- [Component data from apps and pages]
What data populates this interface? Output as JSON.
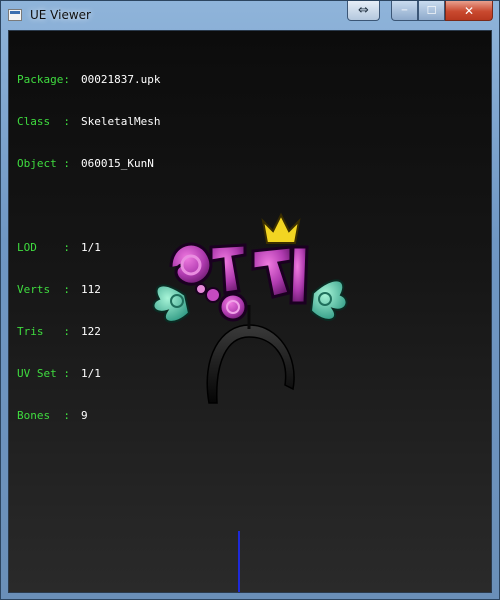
{
  "window": {
    "title": "UE Viewer"
  },
  "titlebar_buttons": {
    "swap": "⇔",
    "minimize": "─",
    "maximize": "☐",
    "close": "✕"
  },
  "info": {
    "package": {
      "label": "Package:",
      "value": "00021837.upk"
    },
    "class": {
      "label": "Class  :",
      "value": "SkeletalMesh"
    },
    "object": {
      "label": "Object :",
      "value": "060015_KunN"
    },
    "lod": {
      "label": "LOD    :",
      "value": "1/1"
    },
    "verts": {
      "label": "Verts  :",
      "value": "112"
    },
    "tris": {
      "label": "Tris   :",
      "value": "122"
    },
    "uvset": {
      "label": "UV Set :",
      "value": "1/1"
    },
    "bones": {
      "label": "Bones  :",
      "value": "9"
    }
  },
  "model": {
    "text": "엽자"
  },
  "colors": {
    "label_green": "#3fdc3f",
    "value_white": "#ffffff",
    "axis_blue": "#1e2ad8"
  }
}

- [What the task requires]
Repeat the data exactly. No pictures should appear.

- [Exercise result]
What data populates this interface? Output as JSON.
{
  "window": {
    "title": "UE Viewer"
  },
  "titlebar_buttons": {
    "swap": "⇔",
    "minimize": "─",
    "maximize": "☐",
    "close": "✕"
  },
  "info": {
    "package": {
      "label": "Package:",
      "value": "00021837.upk"
    },
    "class": {
      "label": "Class  :",
      "value": "SkeletalMesh"
    },
    "object": {
      "label": "Object :",
      "value": "060015_KunN"
    },
    "lod": {
      "label": "LOD    :",
      "value": "1/1"
    },
    "verts": {
      "label": "Verts  :",
      "value": "112"
    },
    "tris": {
      "label": "Tris   :",
      "value": "122"
    },
    "uvset": {
      "label": "UV Set :",
      "value": "1/1"
    },
    "bones": {
      "label": "Bones  :",
      "value": "9"
    }
  },
  "model": {
    "text": "엽자"
  },
  "colors": {
    "label_green": "#3fdc3f",
    "value_white": "#ffffff",
    "axis_blue": "#1e2ad8"
  }
}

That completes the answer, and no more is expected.